### The problem
For this exercise, copy out each line of the material below that includes "content".

### Information
····················

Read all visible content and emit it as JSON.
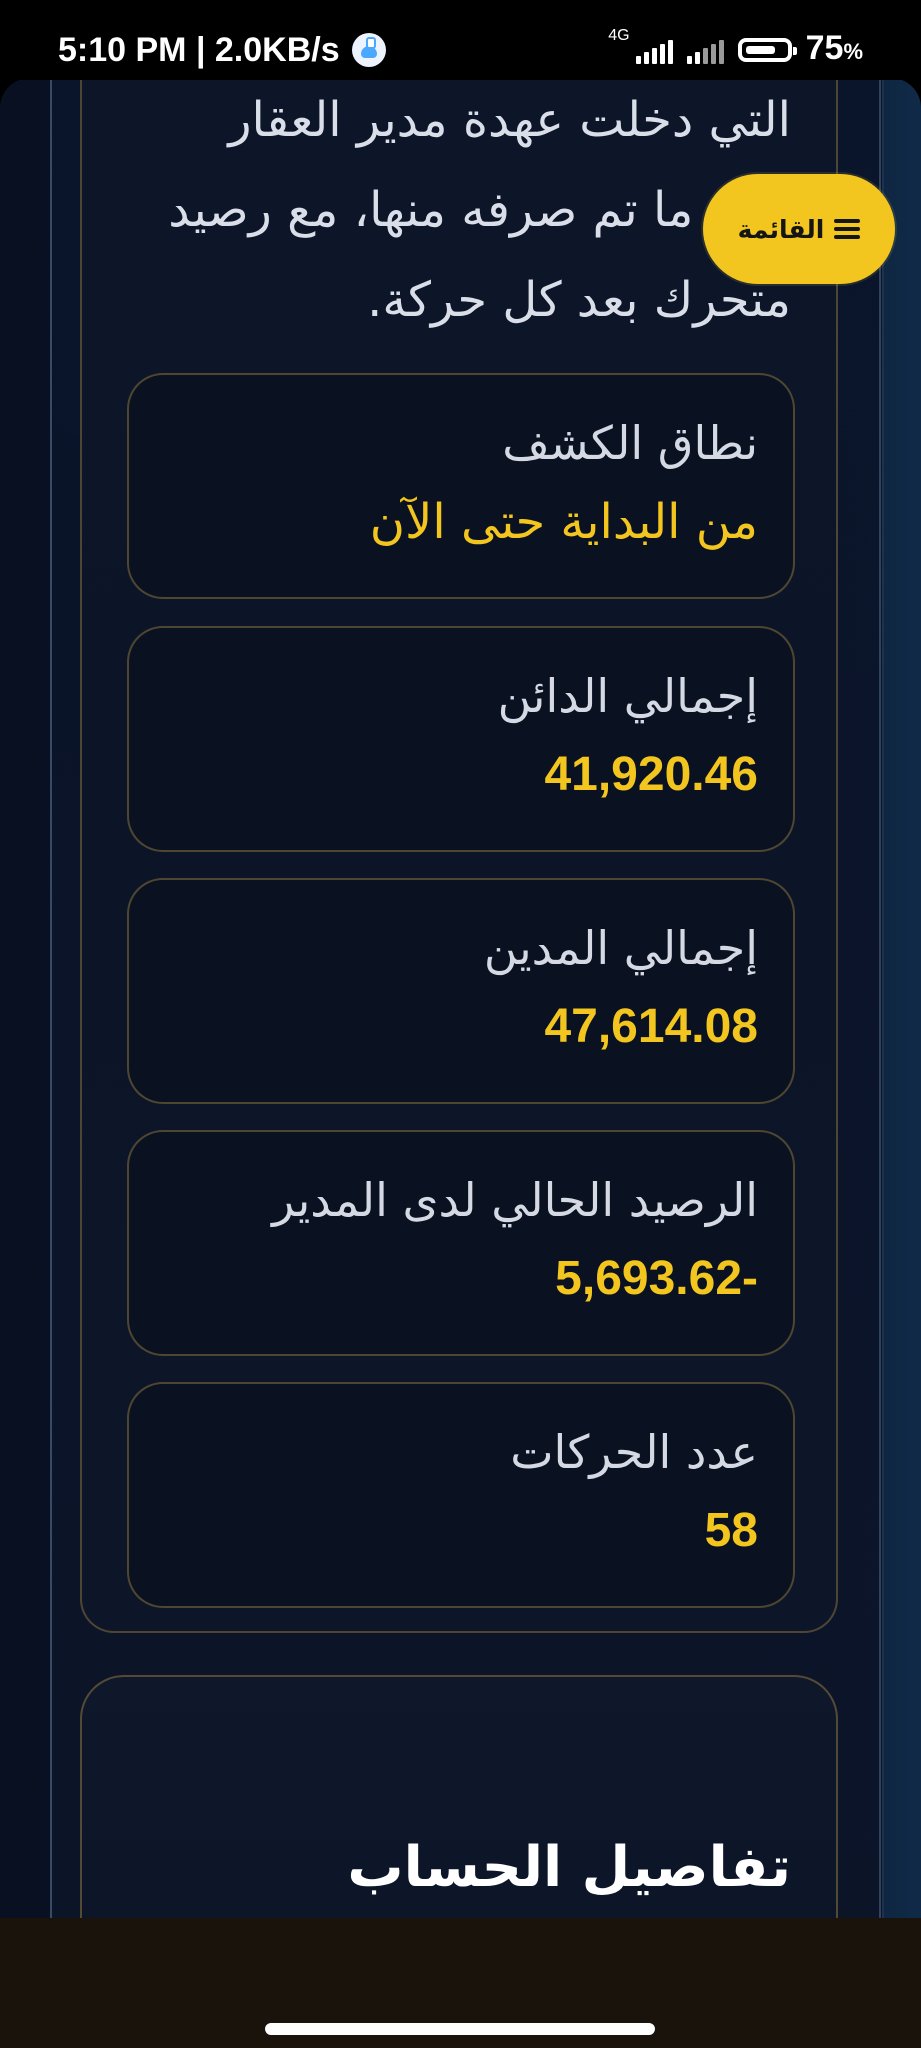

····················

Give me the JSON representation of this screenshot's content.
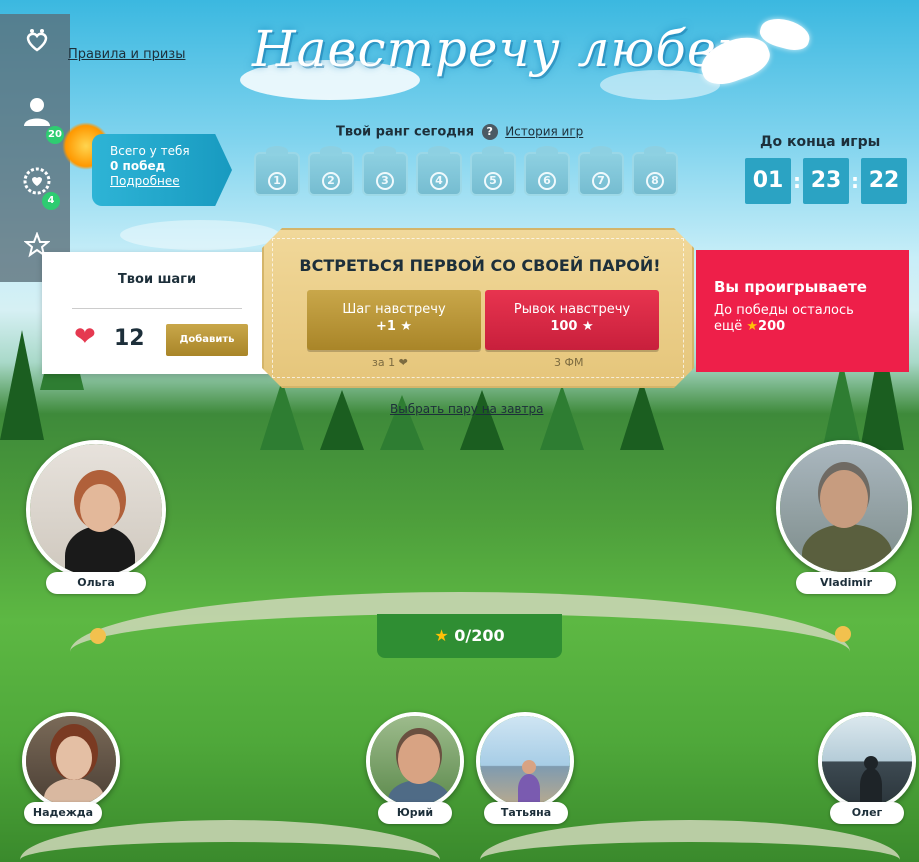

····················

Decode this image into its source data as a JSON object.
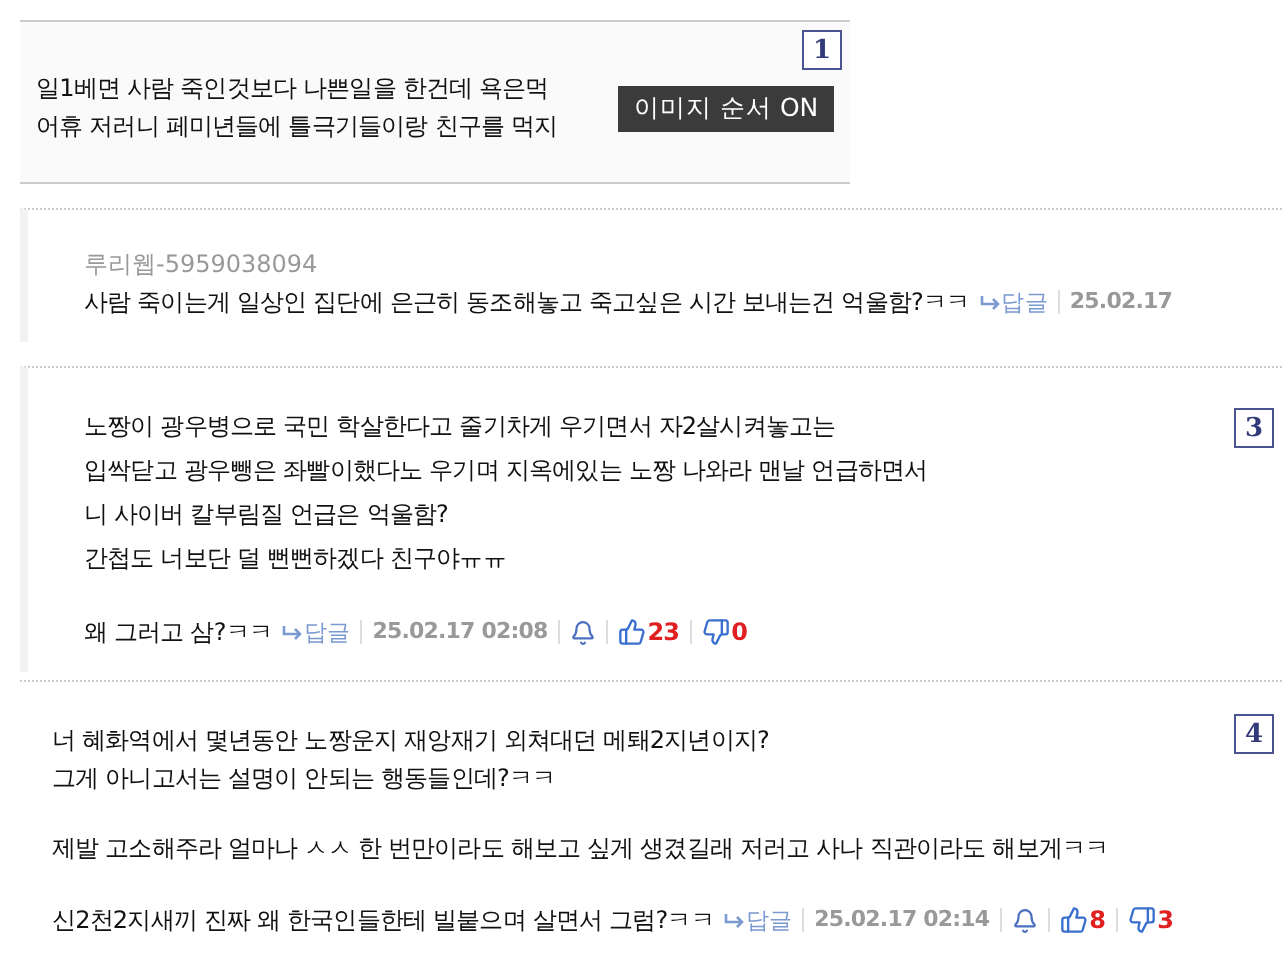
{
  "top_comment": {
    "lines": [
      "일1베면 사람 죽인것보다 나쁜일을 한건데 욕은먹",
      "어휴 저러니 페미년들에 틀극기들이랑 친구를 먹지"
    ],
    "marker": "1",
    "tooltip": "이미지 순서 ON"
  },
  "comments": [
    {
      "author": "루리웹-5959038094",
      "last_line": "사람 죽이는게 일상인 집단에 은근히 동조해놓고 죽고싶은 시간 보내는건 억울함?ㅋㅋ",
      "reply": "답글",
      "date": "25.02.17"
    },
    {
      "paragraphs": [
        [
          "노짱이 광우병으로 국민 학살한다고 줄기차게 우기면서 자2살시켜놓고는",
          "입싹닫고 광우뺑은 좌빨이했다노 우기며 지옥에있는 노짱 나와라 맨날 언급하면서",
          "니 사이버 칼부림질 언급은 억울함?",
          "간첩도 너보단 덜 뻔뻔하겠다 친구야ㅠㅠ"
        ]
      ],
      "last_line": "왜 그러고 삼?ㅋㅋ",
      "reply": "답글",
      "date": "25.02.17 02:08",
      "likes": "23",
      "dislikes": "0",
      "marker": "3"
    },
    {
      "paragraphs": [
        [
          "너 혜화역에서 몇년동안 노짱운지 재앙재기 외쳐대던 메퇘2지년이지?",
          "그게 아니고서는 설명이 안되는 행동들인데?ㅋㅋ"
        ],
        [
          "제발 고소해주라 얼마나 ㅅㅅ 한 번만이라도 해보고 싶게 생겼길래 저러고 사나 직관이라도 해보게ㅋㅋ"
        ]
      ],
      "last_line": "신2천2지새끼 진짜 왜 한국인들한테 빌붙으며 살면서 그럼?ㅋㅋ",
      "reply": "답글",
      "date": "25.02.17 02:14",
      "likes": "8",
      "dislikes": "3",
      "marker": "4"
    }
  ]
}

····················

### Answer box
Read all visible content and emit it as JSON.
Give me the JSON representation of this screenshot's content.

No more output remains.